Being a Palliative Medicine NP, I've read through these stories of hospice and losing a loved one. First off, I'd like to say my condolences are with you all that have lost a loved one. I know how deeply hard it is to watch some one you love pass on. For that, you have my sympathies.
I've been asked a lot "why no IV hydration?" Good question and one I wrestled with in the beginning of my career. Seems cruel, yes. But I like to explain it simply to families.
Imagine you've had a long day at work. You've had no time to eat or drink. You begin to get cranky. You're back hurts. Your nauseous. You get a headache. You're irritated. Your brain feels foggy. You get home and want to eat and sometimes that food hits your stomach, you may get a little nauseous. You drink a cold glass of water and your stomach gets a little upset. Technically, if you've been through this then you've experienced the very beginning of the dehydration process. And yes, it's not pleasant.
If this persisted, and you continued to not eat or drink, you're body releases its own natural endorphins to provide analgesia. Thirst subsides. Hunger subsides. Nausea subsides. Pain subsides. Euphoria begins to aid your body in dealing with the situation. The person sleeps more, breathing slows. Heart rate decreases. It's now more comfortable to be dehydrated. If we reintroduce fluids-the whole process begins again. Pain, nausea, confusion, increase in anxiety. Endorphins subside....natural analgesia is suppressed.

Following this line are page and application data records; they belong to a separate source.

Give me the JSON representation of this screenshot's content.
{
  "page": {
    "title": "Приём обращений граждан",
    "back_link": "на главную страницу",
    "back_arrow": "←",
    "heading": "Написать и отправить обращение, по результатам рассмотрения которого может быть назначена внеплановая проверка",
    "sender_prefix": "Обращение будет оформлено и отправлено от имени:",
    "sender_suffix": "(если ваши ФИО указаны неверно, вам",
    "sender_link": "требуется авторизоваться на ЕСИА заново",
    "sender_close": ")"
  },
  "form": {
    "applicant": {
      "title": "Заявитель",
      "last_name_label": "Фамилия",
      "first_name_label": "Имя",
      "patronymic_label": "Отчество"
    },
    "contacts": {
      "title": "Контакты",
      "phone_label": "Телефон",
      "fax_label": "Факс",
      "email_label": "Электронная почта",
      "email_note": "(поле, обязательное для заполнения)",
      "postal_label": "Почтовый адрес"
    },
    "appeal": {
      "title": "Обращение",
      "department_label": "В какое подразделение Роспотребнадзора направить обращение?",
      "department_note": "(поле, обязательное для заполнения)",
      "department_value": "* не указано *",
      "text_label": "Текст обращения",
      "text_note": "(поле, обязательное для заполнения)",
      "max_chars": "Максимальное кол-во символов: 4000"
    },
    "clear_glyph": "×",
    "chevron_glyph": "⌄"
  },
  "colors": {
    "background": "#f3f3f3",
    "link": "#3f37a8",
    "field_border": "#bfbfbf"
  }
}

It is not that hospice wants to prolong suffering. Our culture feels eating and drinking is living. And yes, for a healthy, or not terminal person, it sustains life. But for a person that is dying, it hurts them worse. We call it dry death because indeed, without fluids the patient will die. But if we introduce fluids again, we have extended and worsened the death process.
Not all hospices are the same. My advice....ask for references to good hospice associations. Usually the larger, the better as they see more clients, invest more In staff and train them more frequently and have more experience with the dying process. That's not to say smaller organizations don't provide excellent care. Some do....you just have to do some research and listen to good word of mouth.